France’s Old Parties Suffer Another Blow in European Election

Neither the Republicans nor the Socialists have found a way to recover from their loss to Emmanuel Macron.

The sun sets on the Bourbon Palace, seat of the French National Assembly, in Paris, June 8, 2007
The sun sets on the Bourbon Palace, seat of the French National Assembly, in Paris, June 8, 2007 (jrrosenberg)

France’s once-dominant center-left and center-right parties still haven’t recovered from their defeat two years ago at the hands of Emmanuel Macron.

The Socialists got only 6 percent support in European elections on Sunday, the same share as the far left. Former president Nicolas Sarkozy’s Republicans got 8.5 percent, down from 21 percent five years ago.

Most of the media attention has gone to the winners: Macron’s liberal-centrist alliance, Marine Le Pen’s National Rally and the Greens, who got almost 60 percent support combined. But the collapse of the old parties — and with it an era in French politics — is just as big a story.

Center versus extreme

In the European election, Macron and Le Pen got roughly the same level of support they did in the first round of the 2017 presidential election: Macron went down from 24 to 22 percent, Le Pen up from 21 to 23 percent. Each has a solid base of between a fifth and a quarter of the electorate.

Le Pen has less potential for growth. She got 34 percent support in the second presidential voting round. Most of her gains came from the center-right Republicans. Hence her party, rebranded National Rally, has focused on winning over conservative voters, as I argued here at the time it would. It no longer calls for an immediate exit from the EU and emphasizes white identity politics.

Most of Macron’s room for growth is on the left. In a runoff, he would count on liberal Republicans, moderate Socialists and Greens to give him a majority.

The danger, John Lichfield has argued in Politico, is that France’s former two-party system is being replaced by a center-versus-extreme dynamic. The only alternative to Macron’s managerial centrism is the far right (or the far left, but it is much smaller).

Tradeoffs

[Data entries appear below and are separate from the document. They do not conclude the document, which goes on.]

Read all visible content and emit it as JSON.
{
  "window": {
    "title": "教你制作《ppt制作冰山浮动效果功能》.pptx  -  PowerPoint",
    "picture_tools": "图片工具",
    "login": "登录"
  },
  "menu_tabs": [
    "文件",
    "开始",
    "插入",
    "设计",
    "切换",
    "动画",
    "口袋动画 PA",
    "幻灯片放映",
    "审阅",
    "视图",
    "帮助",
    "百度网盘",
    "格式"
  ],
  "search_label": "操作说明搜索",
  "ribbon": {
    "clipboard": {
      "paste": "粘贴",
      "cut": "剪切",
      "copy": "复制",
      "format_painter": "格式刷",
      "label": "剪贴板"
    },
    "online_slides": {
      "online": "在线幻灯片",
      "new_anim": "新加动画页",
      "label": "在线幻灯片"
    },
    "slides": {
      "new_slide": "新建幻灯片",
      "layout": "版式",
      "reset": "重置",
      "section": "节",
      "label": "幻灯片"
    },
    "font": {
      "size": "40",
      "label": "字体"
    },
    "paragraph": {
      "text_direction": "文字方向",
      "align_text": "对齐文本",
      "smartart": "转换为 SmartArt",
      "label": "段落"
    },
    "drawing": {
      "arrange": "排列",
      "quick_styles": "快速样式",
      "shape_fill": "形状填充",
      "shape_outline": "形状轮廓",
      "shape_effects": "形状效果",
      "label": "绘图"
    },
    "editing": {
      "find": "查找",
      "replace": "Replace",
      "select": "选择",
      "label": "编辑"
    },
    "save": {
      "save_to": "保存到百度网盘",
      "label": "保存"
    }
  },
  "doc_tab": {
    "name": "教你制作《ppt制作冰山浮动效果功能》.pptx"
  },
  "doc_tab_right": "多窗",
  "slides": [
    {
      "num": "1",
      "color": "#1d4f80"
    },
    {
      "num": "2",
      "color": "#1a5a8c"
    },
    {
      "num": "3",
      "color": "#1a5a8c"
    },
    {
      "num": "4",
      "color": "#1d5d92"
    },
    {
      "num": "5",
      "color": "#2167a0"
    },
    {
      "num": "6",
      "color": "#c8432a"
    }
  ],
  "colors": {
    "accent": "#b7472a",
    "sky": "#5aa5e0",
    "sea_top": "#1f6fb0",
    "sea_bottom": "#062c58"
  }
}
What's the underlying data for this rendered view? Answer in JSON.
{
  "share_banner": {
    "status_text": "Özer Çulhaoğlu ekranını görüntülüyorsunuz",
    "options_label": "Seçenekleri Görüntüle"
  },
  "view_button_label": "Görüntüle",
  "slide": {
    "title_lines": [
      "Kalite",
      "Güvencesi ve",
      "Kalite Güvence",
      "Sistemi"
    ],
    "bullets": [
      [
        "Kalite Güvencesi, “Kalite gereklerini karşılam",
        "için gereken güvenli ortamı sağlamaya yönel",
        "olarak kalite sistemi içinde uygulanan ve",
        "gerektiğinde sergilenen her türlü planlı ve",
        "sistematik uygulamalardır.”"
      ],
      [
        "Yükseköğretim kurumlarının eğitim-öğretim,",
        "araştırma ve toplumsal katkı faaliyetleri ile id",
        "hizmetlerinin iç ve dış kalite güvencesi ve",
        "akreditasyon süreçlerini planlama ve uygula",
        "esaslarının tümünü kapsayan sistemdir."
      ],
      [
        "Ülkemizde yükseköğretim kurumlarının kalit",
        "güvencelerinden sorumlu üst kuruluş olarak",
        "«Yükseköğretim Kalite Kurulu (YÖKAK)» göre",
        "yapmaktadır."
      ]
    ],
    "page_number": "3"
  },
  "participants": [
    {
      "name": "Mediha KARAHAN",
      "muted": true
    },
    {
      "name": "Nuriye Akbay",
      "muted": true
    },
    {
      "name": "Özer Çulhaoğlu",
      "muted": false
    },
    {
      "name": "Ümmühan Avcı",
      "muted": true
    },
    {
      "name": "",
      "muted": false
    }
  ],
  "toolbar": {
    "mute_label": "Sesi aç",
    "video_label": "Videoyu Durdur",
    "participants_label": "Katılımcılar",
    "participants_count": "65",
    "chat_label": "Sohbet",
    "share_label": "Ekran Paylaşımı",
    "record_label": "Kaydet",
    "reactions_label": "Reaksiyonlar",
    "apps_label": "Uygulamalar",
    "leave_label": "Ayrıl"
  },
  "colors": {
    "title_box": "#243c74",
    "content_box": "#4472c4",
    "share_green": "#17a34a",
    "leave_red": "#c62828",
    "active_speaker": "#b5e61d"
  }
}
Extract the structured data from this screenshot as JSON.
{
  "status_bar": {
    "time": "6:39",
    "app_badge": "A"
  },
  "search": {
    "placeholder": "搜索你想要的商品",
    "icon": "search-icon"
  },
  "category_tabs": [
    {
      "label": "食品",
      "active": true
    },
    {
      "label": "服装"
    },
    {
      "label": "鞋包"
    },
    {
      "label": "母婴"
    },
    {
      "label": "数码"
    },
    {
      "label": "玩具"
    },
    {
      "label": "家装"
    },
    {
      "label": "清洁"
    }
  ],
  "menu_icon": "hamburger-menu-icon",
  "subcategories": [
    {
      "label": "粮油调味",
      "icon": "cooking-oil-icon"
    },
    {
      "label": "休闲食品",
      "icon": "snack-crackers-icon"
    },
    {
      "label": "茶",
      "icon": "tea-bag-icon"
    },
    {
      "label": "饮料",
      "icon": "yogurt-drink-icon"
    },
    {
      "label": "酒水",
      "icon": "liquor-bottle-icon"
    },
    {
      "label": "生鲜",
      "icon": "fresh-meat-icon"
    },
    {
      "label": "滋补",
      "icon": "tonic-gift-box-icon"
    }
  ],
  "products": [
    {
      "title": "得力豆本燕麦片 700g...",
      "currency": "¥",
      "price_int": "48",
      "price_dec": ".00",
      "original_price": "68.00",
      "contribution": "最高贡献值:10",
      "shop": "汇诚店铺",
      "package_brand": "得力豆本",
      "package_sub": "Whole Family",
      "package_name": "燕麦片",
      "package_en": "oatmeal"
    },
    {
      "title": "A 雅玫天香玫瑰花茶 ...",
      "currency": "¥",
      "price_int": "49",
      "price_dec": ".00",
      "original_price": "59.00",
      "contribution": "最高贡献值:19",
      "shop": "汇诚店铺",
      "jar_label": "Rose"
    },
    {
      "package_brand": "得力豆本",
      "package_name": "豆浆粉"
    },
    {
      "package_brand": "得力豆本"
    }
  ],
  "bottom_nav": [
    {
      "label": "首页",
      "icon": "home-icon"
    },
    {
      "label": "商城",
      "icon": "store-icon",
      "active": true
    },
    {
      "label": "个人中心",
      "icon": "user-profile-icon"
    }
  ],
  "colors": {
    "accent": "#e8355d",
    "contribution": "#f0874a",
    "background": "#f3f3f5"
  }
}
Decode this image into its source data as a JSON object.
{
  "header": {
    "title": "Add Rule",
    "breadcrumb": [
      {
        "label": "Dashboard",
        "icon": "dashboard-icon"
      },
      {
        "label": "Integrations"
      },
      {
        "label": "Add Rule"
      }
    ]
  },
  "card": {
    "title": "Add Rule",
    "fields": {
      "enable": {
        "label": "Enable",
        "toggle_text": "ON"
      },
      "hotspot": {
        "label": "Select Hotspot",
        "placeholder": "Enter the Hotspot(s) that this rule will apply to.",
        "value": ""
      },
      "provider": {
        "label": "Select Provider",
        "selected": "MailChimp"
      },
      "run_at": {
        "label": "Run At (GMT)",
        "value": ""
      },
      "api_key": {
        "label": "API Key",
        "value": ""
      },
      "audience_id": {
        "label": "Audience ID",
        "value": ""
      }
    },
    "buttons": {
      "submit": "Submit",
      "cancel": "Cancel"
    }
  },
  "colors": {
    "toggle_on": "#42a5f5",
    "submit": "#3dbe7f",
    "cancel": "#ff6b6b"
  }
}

What are the Republicans and Socialists to do?

They probably won’t recover while Macron is in office, but it is also doubtful that the president’s party, La République En Marche!, will survive him.

The Republicans must take the fight to Le Pen without becoming her. Austria’s Sebastian Kurz is the only center-right leader in Europe who has emerged stronger from a cooperation with the far right. Everywhere else, from Flanders to Spain, conservatives have come away battered from the experience. Shrink the gap between the mainstream right and the far right and you make it easier for voters to switch.

The French Socialists could follow the example of Portugal’s António Costa and Spain’s Pedro Sánchez and attempt the unite the left. The Communists, Greens and Jean-Luc Mélenchon’s France Unbowed refused such an alliance in the European election this year. Now that the Greens are the largest party on the left, it may be too late for the Socialists. But only a single left-wing bloc could seriously compete with Macron and Le Pen.

Both strategies have tradeoffs. By sticking to the center and rejecting the far right’s ethnic nationalism, the Republicans could leave permanent space for a nativist party on the right. A left-wing pact could convince social liberals to stick with Macron. But not making such a choice at all is what caused support for the Republicans and Socialists to collapse in the first place.